We raise our oars and high five them in the middle of the boat shouting words of teamencouragement to each other. The rapid swallows us up and we paddle furiously. Suddenly the left side of the raft is kicked up and the girl in front of me starts to fall into the churning water. I make a lunge for her but miss by a hair and she is plunged beneath the surface and swept away from the boat. I reach out with my oar and she grabs the end laughing, a big grin on her face.

Rapid number 9, the aptly named ‘Commercial Suicide’, is a Grade 6 rapid and thus, commercially un-run-able. We all get out onto the rocks and walk around it. The guides let our empty rafts brave this one on their own. One of the rafts flips and gets caught on a rock right in the middle of this angry rapid. Whilst we are standing on the banks wondering how we are going to free the trapped vessel, Chris puts his knife between his teeth and makes a mighty leap for the raft, luckily landing safely on his mark. We can only laugh and comment that we think Chris may be a little crazy. A short time later and minus some ropes, casualties of the situation, we all clamber back into the boat for the final rapids of our trip.

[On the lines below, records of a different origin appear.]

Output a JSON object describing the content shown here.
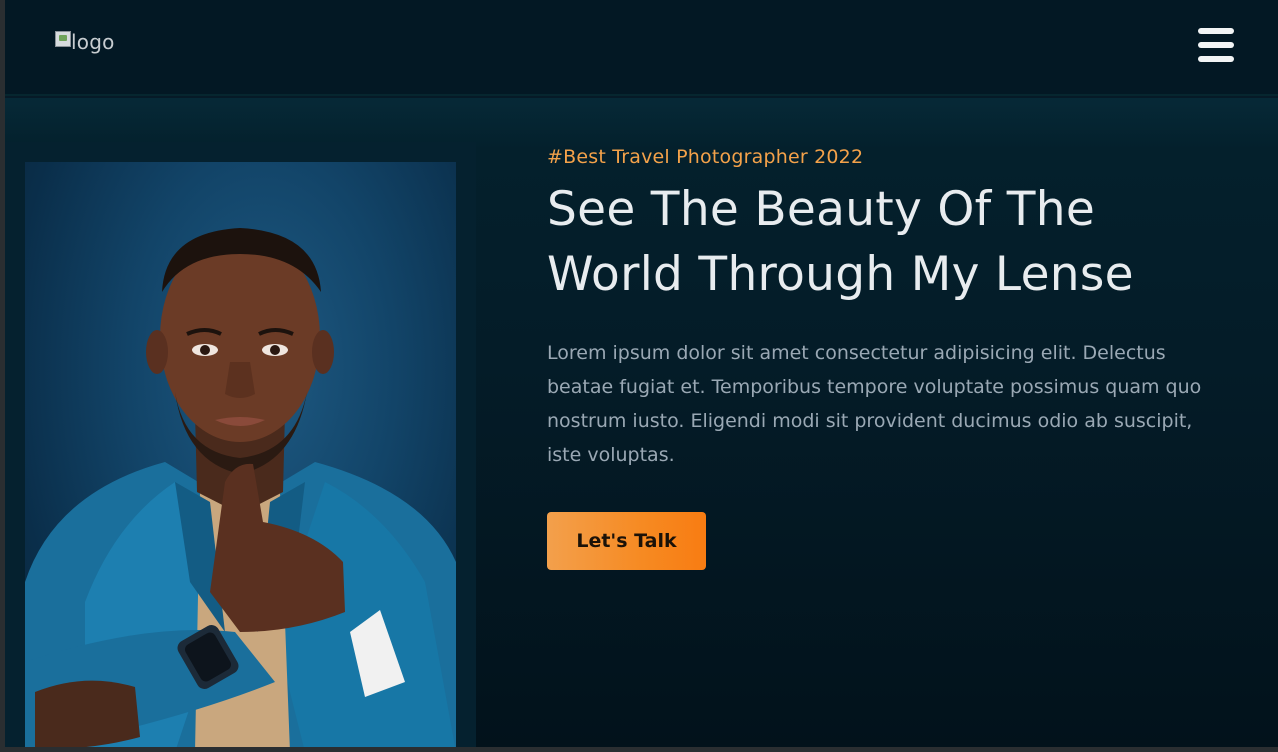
{
  "navbar": {
    "logo_alt": "logo",
    "menu_icon": "hamburger-icon"
  },
  "hero": {
    "tagline": "#Best Travel Photographer 2022",
    "headline_line1": "See The Beauty Of The",
    "headline_line2": "World Through My Lense",
    "description": "Lorem ipsum dolor sit amet consectetur adipisicing elit. Delectus beatae fugiat et. Temporibus tempore voluptate possimus quam quo nostrum iusto. Eligendi modi sit provident ducimus odio ab suscipit, iste voluptas.",
    "cta_label": "Let's Talk"
  },
  "colors": {
    "accent": "#f68a22",
    "tagline": "#f4a24a",
    "background": "#041c28"
  }
}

My shoulders and legs are burning but all too soon, we make it out of the last rapid. Chris suggests we take a short swim before making the steep climb out of the gorge and we happily oblige,
floating along in our lifejackets and helmets. Loading all my equipment onto my oar to make it easier to carry, I begin the walk up and out of the valley. Steep is an understatement for this climb. It is an almost vertical trek of approximately 750 feet to the top. I am pretty sure the most seasoned mountain goat would find this one a challenge!

The guides, being a lot fitter than us are already cooking up a feast when we arrive at the top and smiling, hand us bottles of cold water which we gulp gratefully down.
Sitting there eating lunch, looking out over the beautiful landscape before me, I grin and think, ‘I will definitely be back to do this again one day!’

Wild Horizons operate out of Victoria Falls and offer full day, half day and multi-day white water rafting experiences. Transfers, a light lunch, medical evacuation and all equipment are included in
the packages. Rafting is offered in both high and low water seasons. The best times of the year to go is during low water season which runs from the 10th August through to the 25th December.
These dates can vary slightly depending on the amount of recent rainfall so it is best to check with the company before you book.

There is a minimum age restriction of fifteen years and it is recommended that you have a moderate level of fitness to cope with this physical activity.

Daily rates for low water rafting are:
Per Person: US$150.00
Daily rates for high water rafting are:
Per Person: US$140.00
For further information or a brochure, contact:
Wild Horizons
PO Box 185, Victoria Falls, Zimbabwe
Ph: +263 (13) 44 571